Greetings from 53.5° north latitude. This past week was a bit of downer, not gonna lie. Seven weeks of COVID work-from-home quasi-isolation is definitely straining psyches.
But let's not fool ourselves - what we are experiencing here in Canada is definitely NOT a quarantine. To get a feel for what a real quarantine is like, the Lawfare team interviewed one of their own in Beijing. Sophia Yan recently returned from Wuhan to Beijing and reported on her 14 days of quarantine. From house nannies getting alerts every time her door opens, to a full escort from airport to home to ensure she doesn't nip out for some groceries, to family members being forced to quarantine apart from their family, Yan lays out what strict enforcement really looks like.

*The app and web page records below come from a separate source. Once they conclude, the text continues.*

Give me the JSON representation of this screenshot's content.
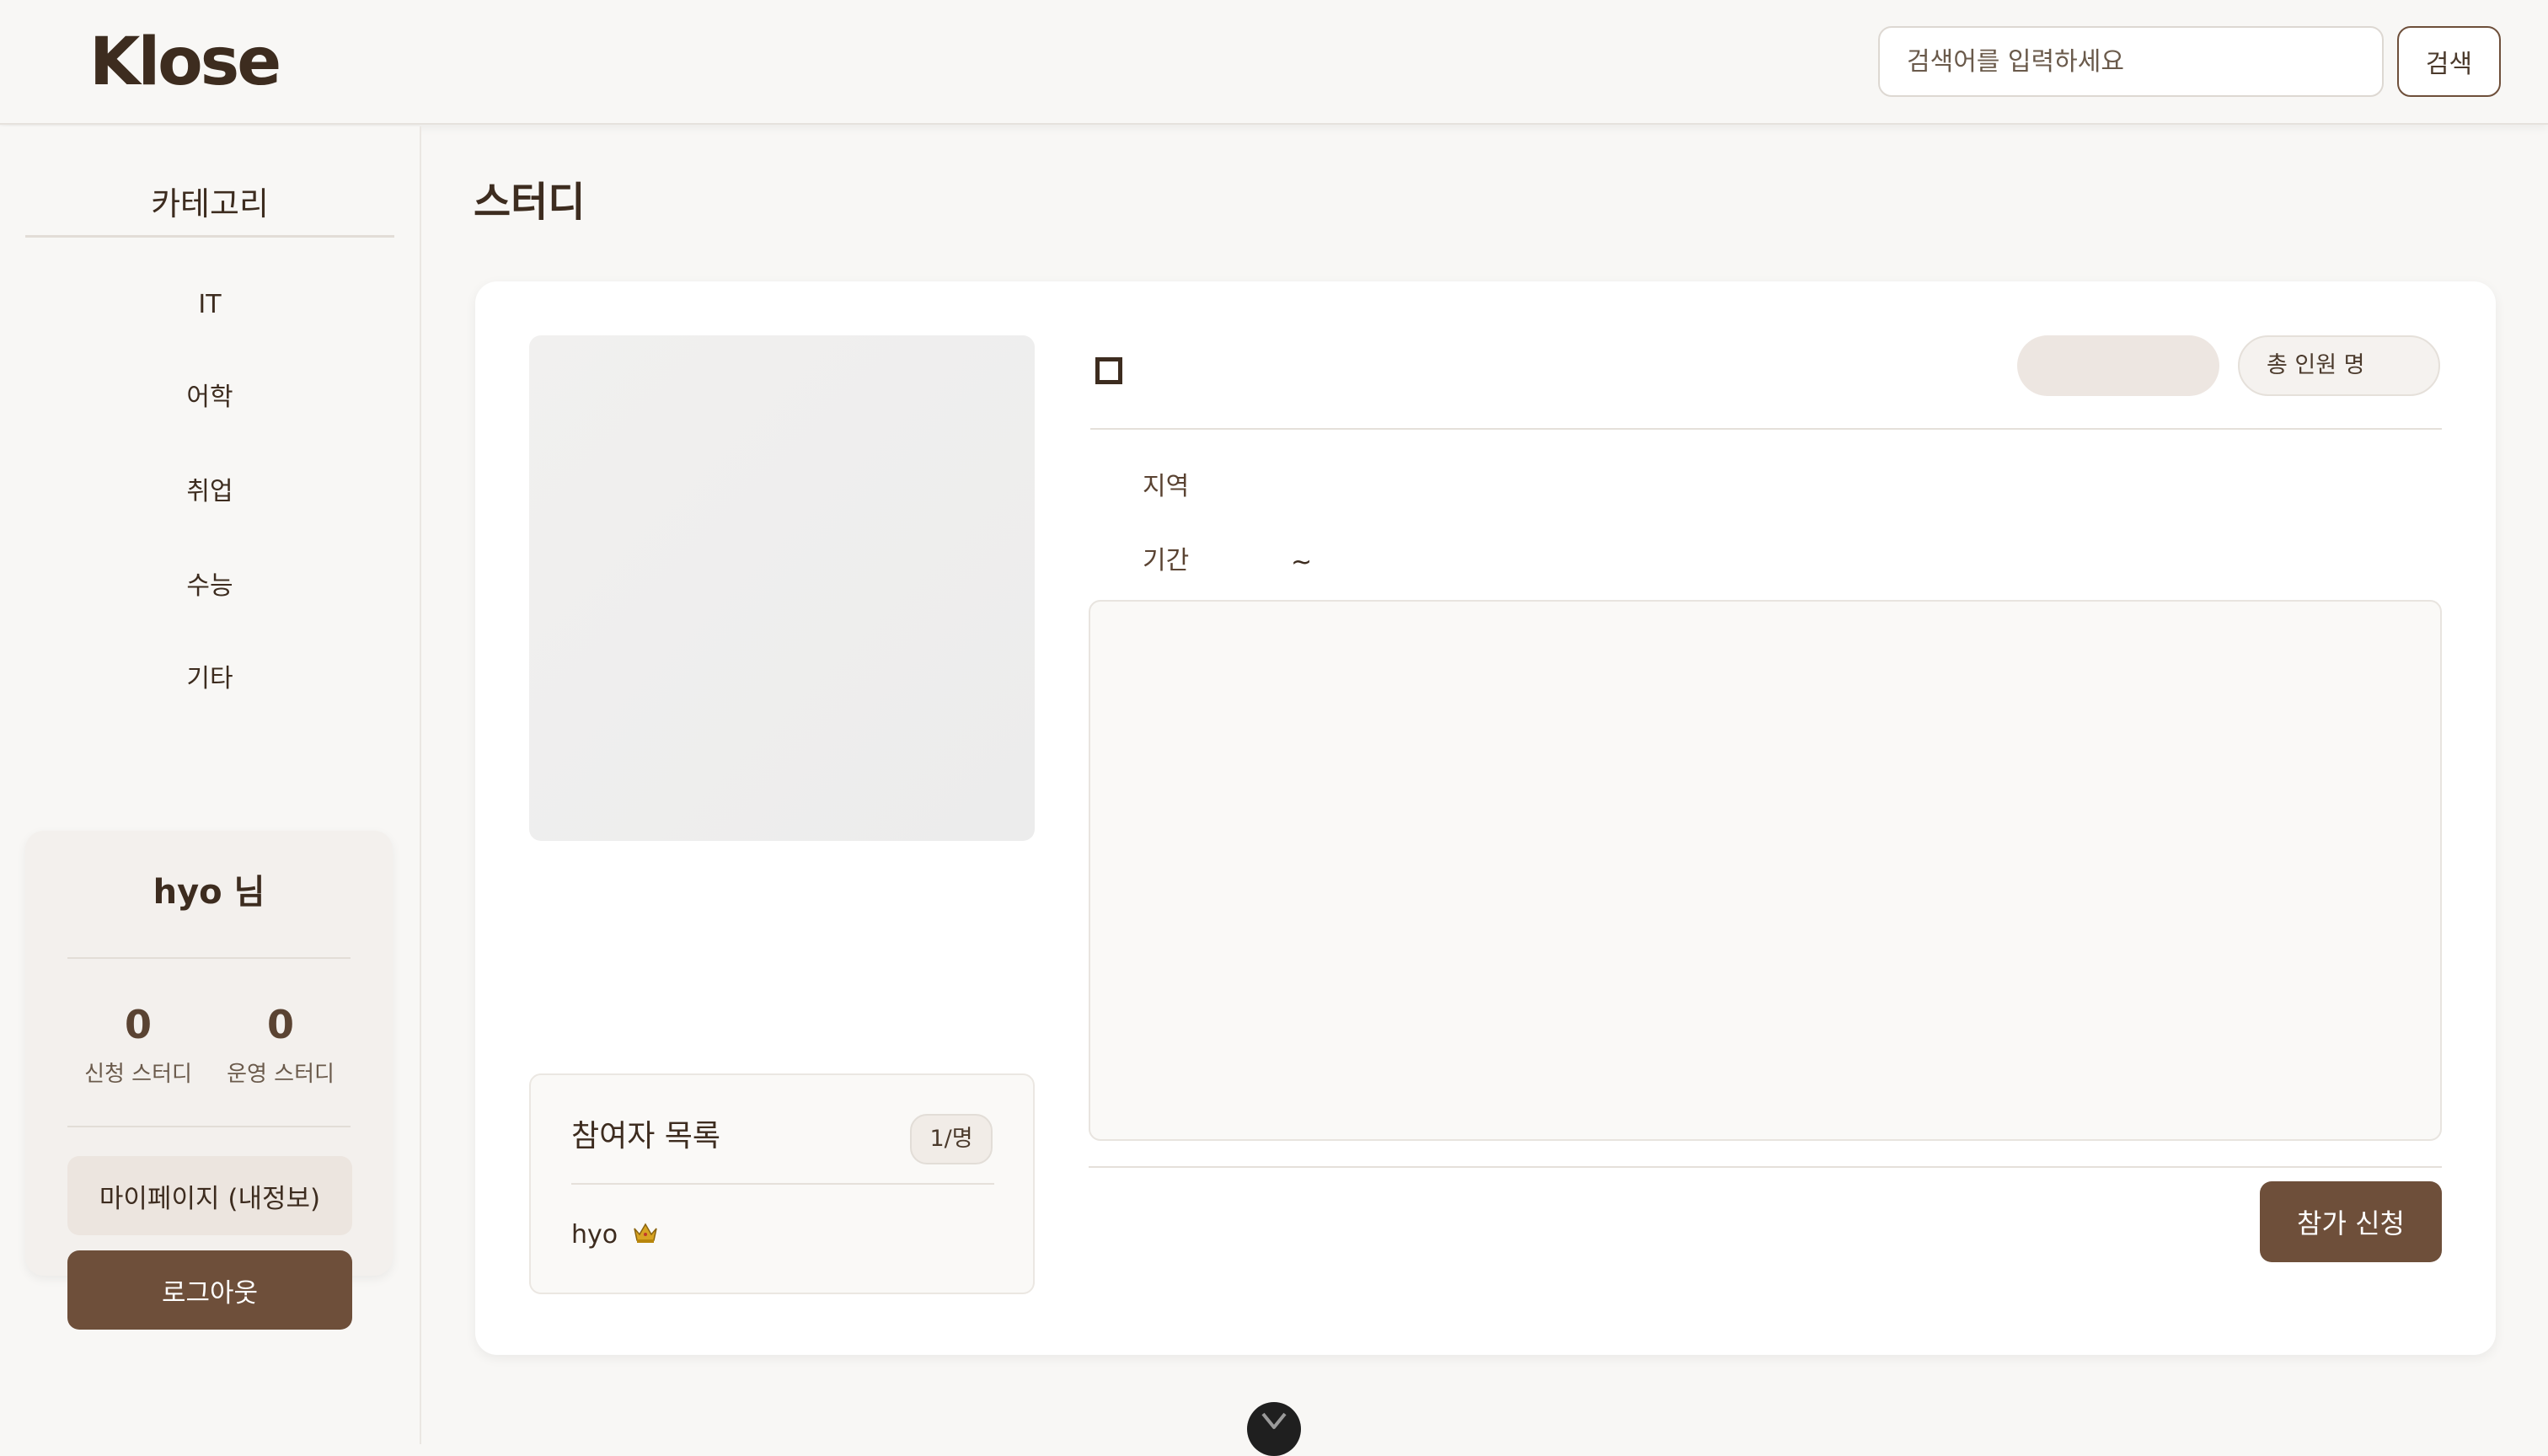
{
  "header": {
    "logo": "Klose",
    "search_placeholder": "검색어를 입력하세요",
    "search_button": "검색"
  },
  "sidebar": {
    "category_title": "카테고리",
    "categories": [
      {
        "label": "IT"
      },
      {
        "label": "어학"
      },
      {
        "label": "취업"
      },
      {
        "label": "수능"
      },
      {
        "label": "기타"
      }
    ],
    "user": {
      "name": "hyo 님",
      "applied_count": "0",
      "applied_label": "신청 스터디",
      "managed_count": "0",
      "managed_label": "운영 스터디",
      "mypage_button": "마이페이지 (내정보)",
      "logout_button": "로그아웃"
    }
  },
  "main": {
    "page_title": "스터디",
    "members_pill": "총 인원  명",
    "region_label": "지역",
    "period_label": "기간",
    "period_value": "~",
    "join_button": "참가 신청",
    "participants": {
      "title": "참여자 목록",
      "count": "1/명",
      "list": [
        {
          "name": "hyo",
          "icon": "crown-icon"
        }
      ]
    }
  },
  "colors": {
    "accent": "#6e4f3a",
    "background": "#f8f7f5",
    "text": "#3d2c1f"
  }
}
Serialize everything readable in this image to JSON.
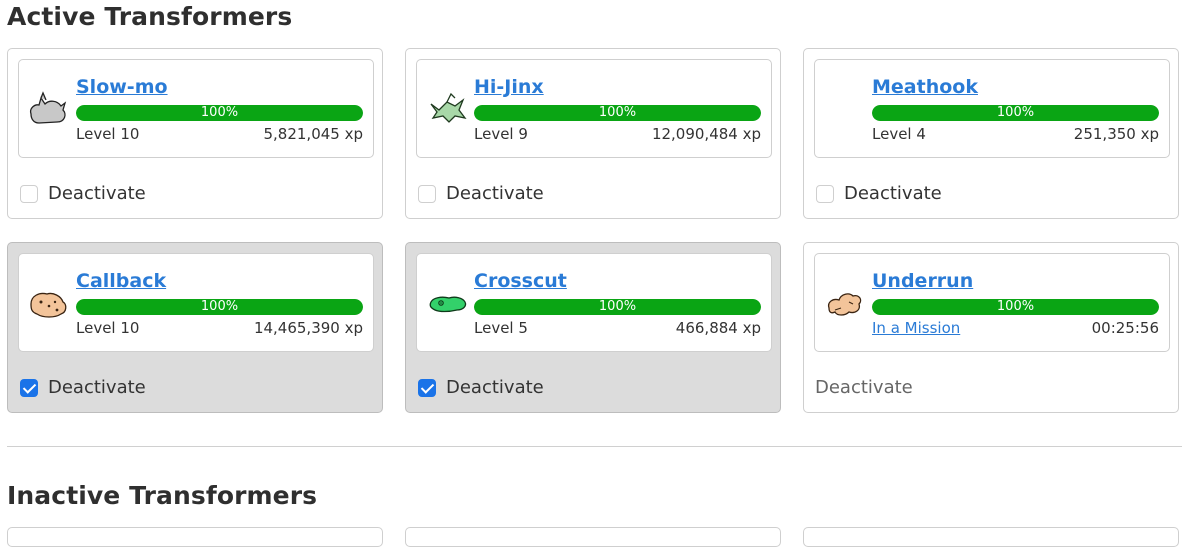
{
  "sections": {
    "active_title": "Active Transformers",
    "inactive_title": "Inactive Transformers"
  },
  "colors": {
    "link": "#2a7bd6",
    "progress": "#0aa514",
    "checkbox_checked": "#1a73e8",
    "selected_card": "#dcdcdc"
  },
  "active": [
    {
      "name": "Slow-mo",
      "progress": 1.0,
      "progress_label": "100%",
      "left": "Level 10",
      "right": "5,821,045 xp",
      "deactivate_label": "Deactivate",
      "checked": false,
      "icon": "slow-mo-icon"
    },
    {
      "name": "Hi-Jinx",
      "progress": 1.0,
      "progress_label": "100%",
      "left": "Level 9",
      "right": "12,090,484 xp",
      "deactivate_label": "Deactivate",
      "checked": false,
      "icon": "hi-jinx-icon"
    },
    {
      "name": "Meathook",
      "progress": 1.0,
      "progress_label": "100%",
      "left": "Level 4",
      "right": "251,350 xp",
      "deactivate_label": "Deactivate",
      "checked": false,
      "icon": "meathook-icon"
    },
    {
      "name": "Callback",
      "progress": 1.0,
      "progress_label": "100%",
      "left": "Level 10",
      "right": "14,465,390 xp",
      "deactivate_label": "Deactivate",
      "checked": true,
      "icon": "callback-icon"
    },
    {
      "name": "Crosscut",
      "progress": 1.0,
      "progress_label": "100%",
      "left": "Level 5",
      "right": "466,884 xp",
      "deactivate_label": "Deactivate",
      "checked": true,
      "icon": "crosscut-icon"
    },
    {
      "name": "Underrun",
      "progress": 1.0,
      "progress_label": "100%",
      "left": "In a Mission",
      "right": "00:25:56",
      "deactivate_label": "Deactivate",
      "checked": false,
      "in_mission": true,
      "icon": "underrun-icon"
    }
  ]
}
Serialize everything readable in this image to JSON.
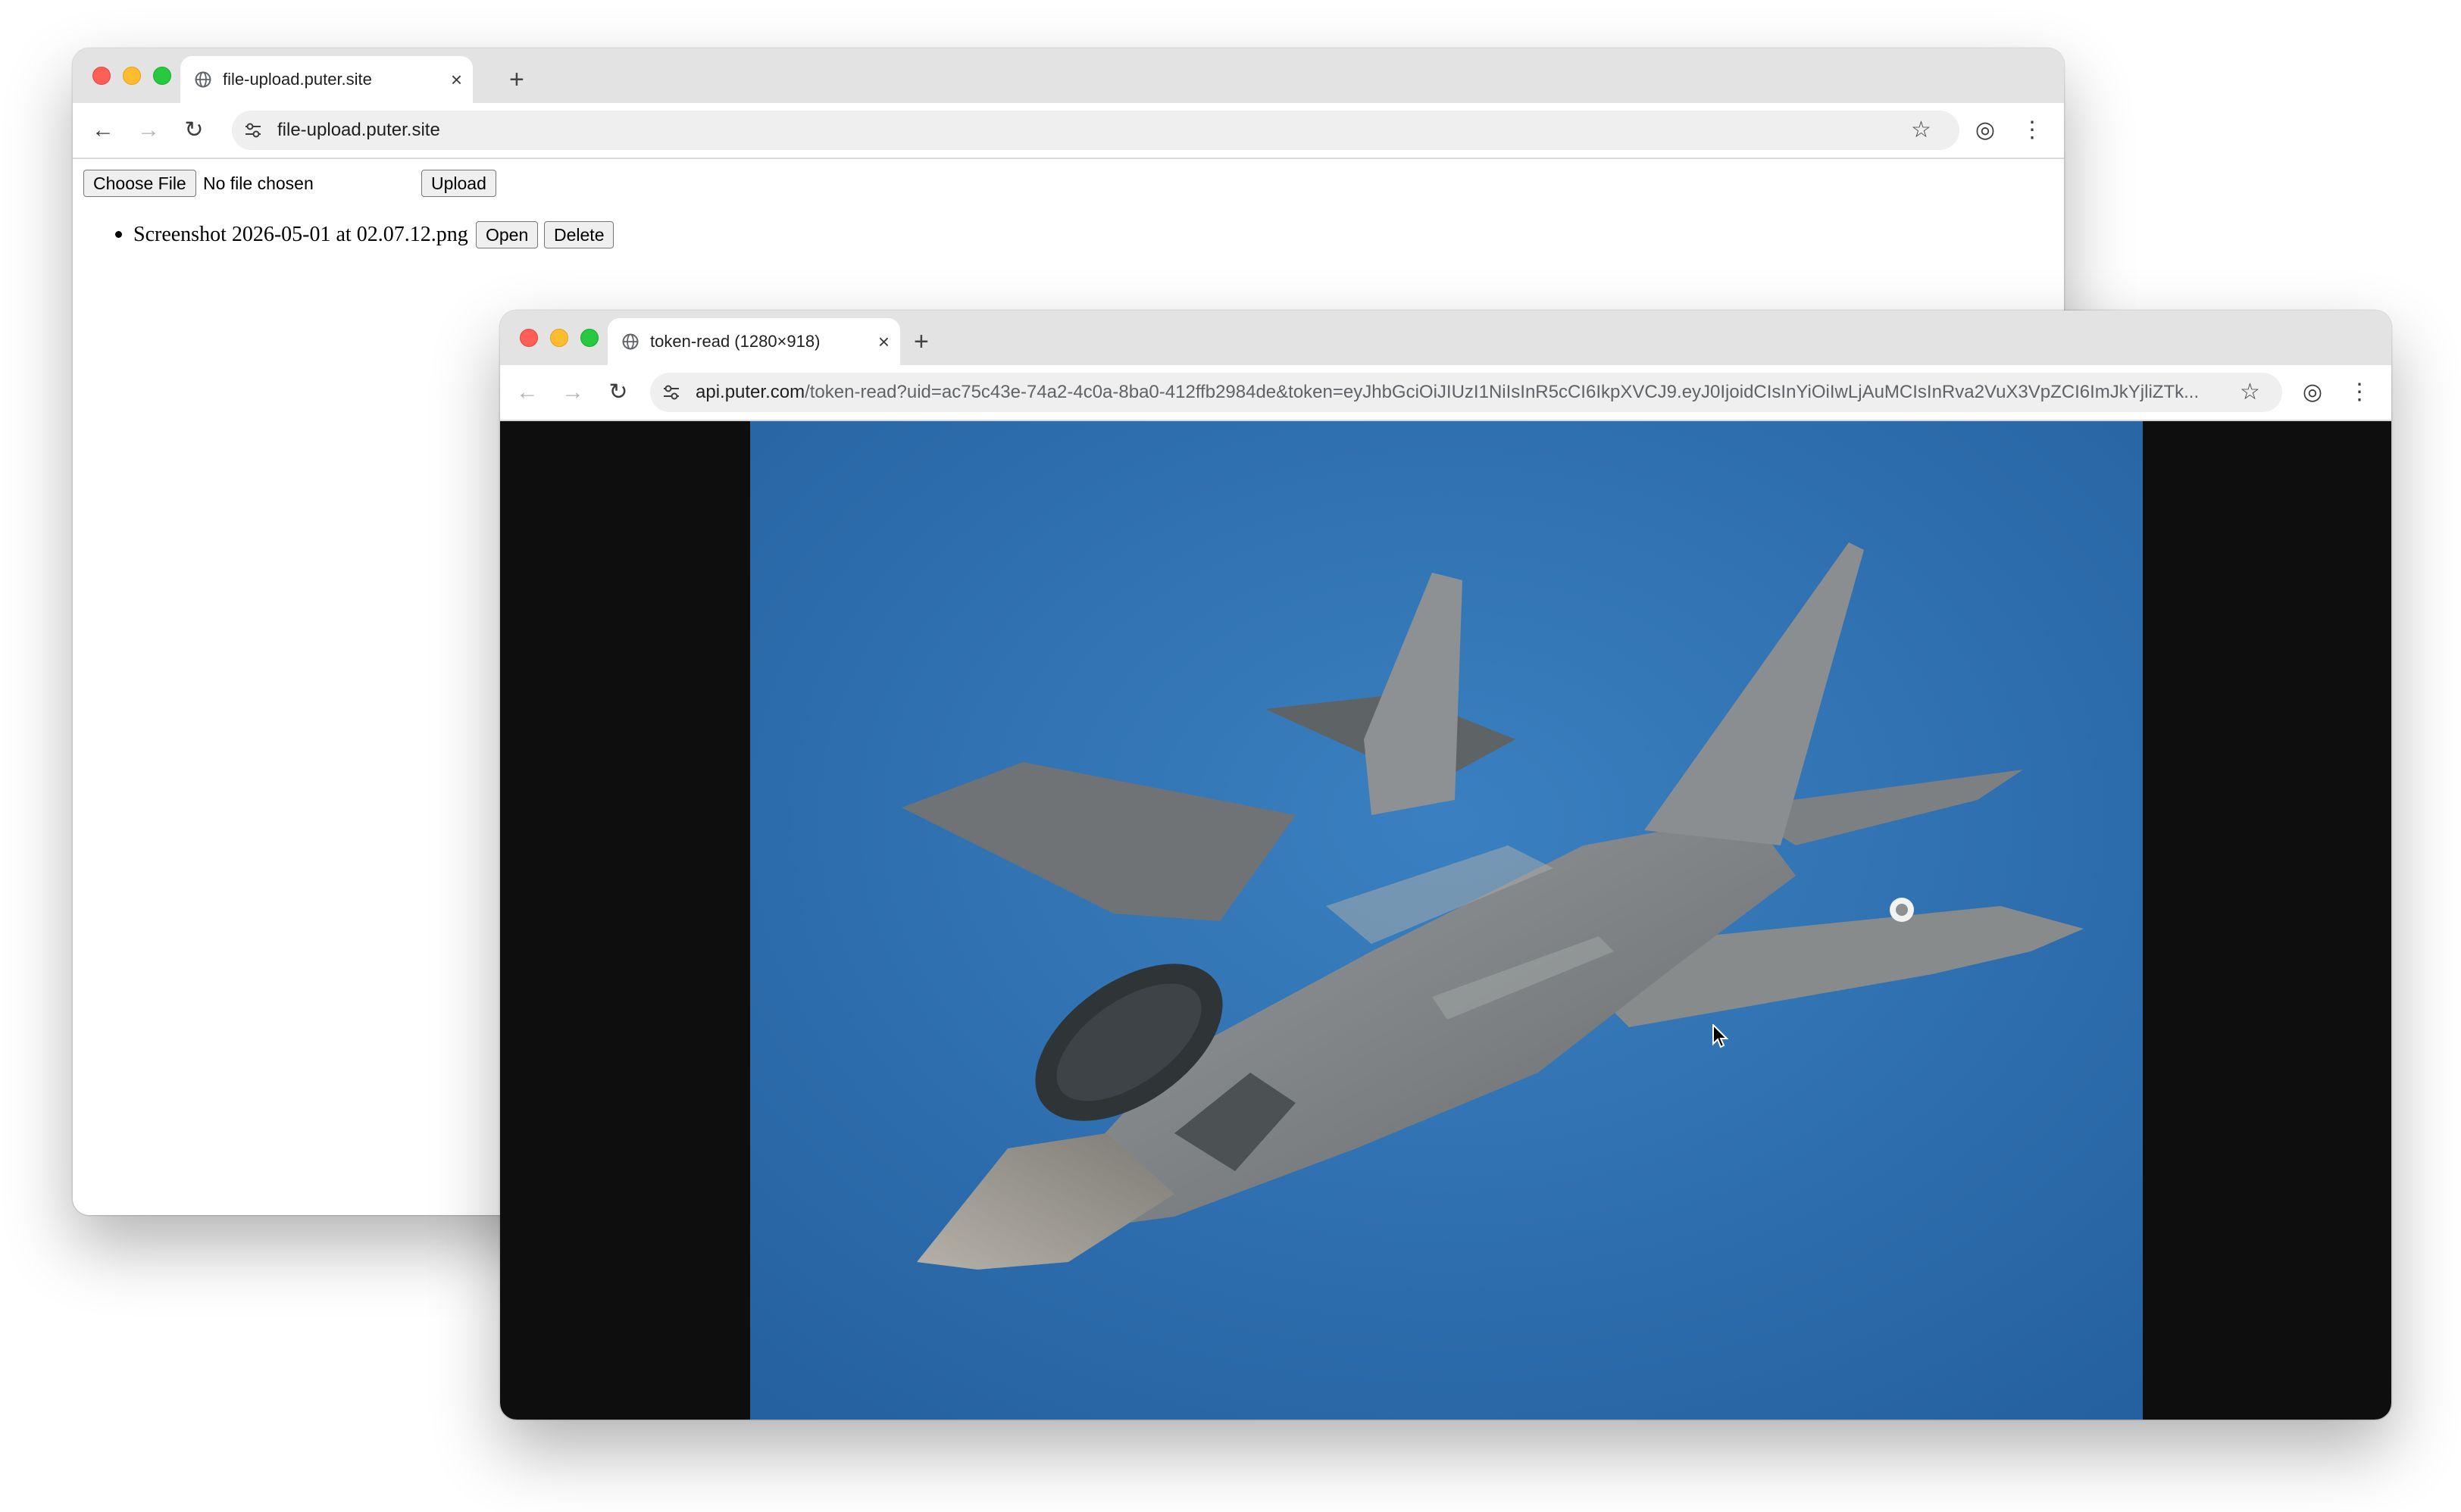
{
  "window_back": {
    "tab_title": "file-upload.puter.site",
    "tab_close": "×",
    "new_tab": "+",
    "url": "file-upload.puter.site",
    "page": {
      "choose_file_label": "Choose File",
      "no_file_text": "No file chosen",
      "upload_label": "Upload",
      "files": [
        {
          "name": "Screenshot 2026-05-01 at 02.07.12.png",
          "open_label": "Open",
          "delete_label": "Delete"
        }
      ]
    }
  },
  "window_front": {
    "tab_title": "token-read (1280×918)",
    "tab_close": "×",
    "new_tab": "+",
    "url_host": "api.puter.com",
    "url_path": "/token-read?uid=ac75c43e-74a2-4c0a-8ba0-412ffb2984de&token=eyJhbGciOiJIUzI1NiIsInR5cCI6IkpXVCJ9.eyJ0IjoidCIsInYiOiIwLjAuMCIsInRva2VuX3VpZCI6ImJkYjliZTk...",
    "image_subject": "F-35 fighter jet in flight over blue sky",
    "colors": {
      "sky": "#2f6fae",
      "letterbox": "#0e0e0e",
      "aircraft": "#7f8384"
    }
  }
}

In fact, even though we are several weeks earlier into our pandemic response than China, we are contemplating what the Kenney government has labelled our "relaunch" strategy to be in place as early as May 14. The full document has been saved here for posterity.
The Alberta government relaunch strategy is built on seven conditions to be met. They are (as copied directly from the document):
As you can see in the second bullet, one tool that various jurisdictions including Alberta are utilizing as they relaunch or reopen is some form of "contact tracing". In the early stages of an outbreak with small numbers of people infected, this can be very manual - figure out who a person met, call them, call who they talked to, and so on. This gets significantly more difficult in the mid- to late-stages of a pandemic due to the vast numbers of people who are or could be infected, and that of course sounds like something that technology can help with.
Contact tracing apps like the one that Singapore open-sourced and that Alberta has adopted sound like they could be privacy nightmares. This article out of the UK outlines how those issues could manifest into significant concerns, but the fact that they are not mandatory means the number of people potentially impacted could be small. Further to that. Brookings and Bruce Schneier both complete pan contact tracing applications, saying that they just don't work.
Assume you take the app out grocery shopping with you and it subsequently alerts you of a contact. What should you do? It's not accurate enough for you to quarantine yourself for two weeks. And without ubiquitous, cheap, fast, and accurate testing, you can't confirm the app's diagnosis. So the alert is useless.
If this is all true, then the promise of a contact tracing application freeing people from, as Brookings put it, the "terrible choice between staying home or risking exposure" is nothing but a false hope. If the only real tool we have to stay safe until we have a vaccine is full-on quarantine, then it looks like the Chinese might have the only solid plan.
China continues to come up nearly daily for me. Looking at China closely over the past two decades has evolved from a personal interest, to a hobby, an investment strategy, and now into the realm of core fact of life. Understanding what China is doing is as fascinating as it is essential, and so it was with great interest that I read this article about China and technology futures and the China Standards 2035 initiative. As the article states, while the Chinese Communist Party is "authoritarian to a fault, its machinery of innovation should not be underestimated." It closes by saying that "ultimately China’s ability to rejuvenate itself following the pandemic will likely be superior and more strategic than the rest of the planet."
I'm going to skip the Reading Pile section this week as I did not finish the Mark Urban or Simon Sinek books that I am currently reading. I should be able to review both of them next week.
As for the new beers, there were two this week and they were both quite memorable. The first was my first from Vancouver's Postmark Brewing. Their Juicy Pale Ale had a nice taste and citrus aroma, lots of citrus pith, and a long lasting foam. Good stuff. (3.5 / 5). I'll be sure to search out additional offerings from Postmark based on this first try.
The second was yet another from Collective Arts. I have been going through the Collective Arts offerings lately because (a) they are typically quite good, and (b) they are available as singles at one of the stores closest to my house. The latest was their Blueberry Sour with Cocoa Nibs and it was, in a word, purple! And in more than one word, this was a really great beer. A bit fruity, a bit chocolatey, a bit sour. A great combination that I never would have thought of, and the first beer I have rated at 4.0 / 5 in probably a couple years.
Just two new words this week. There should be a fair number next week after I finish those two books by Urban and Sinek.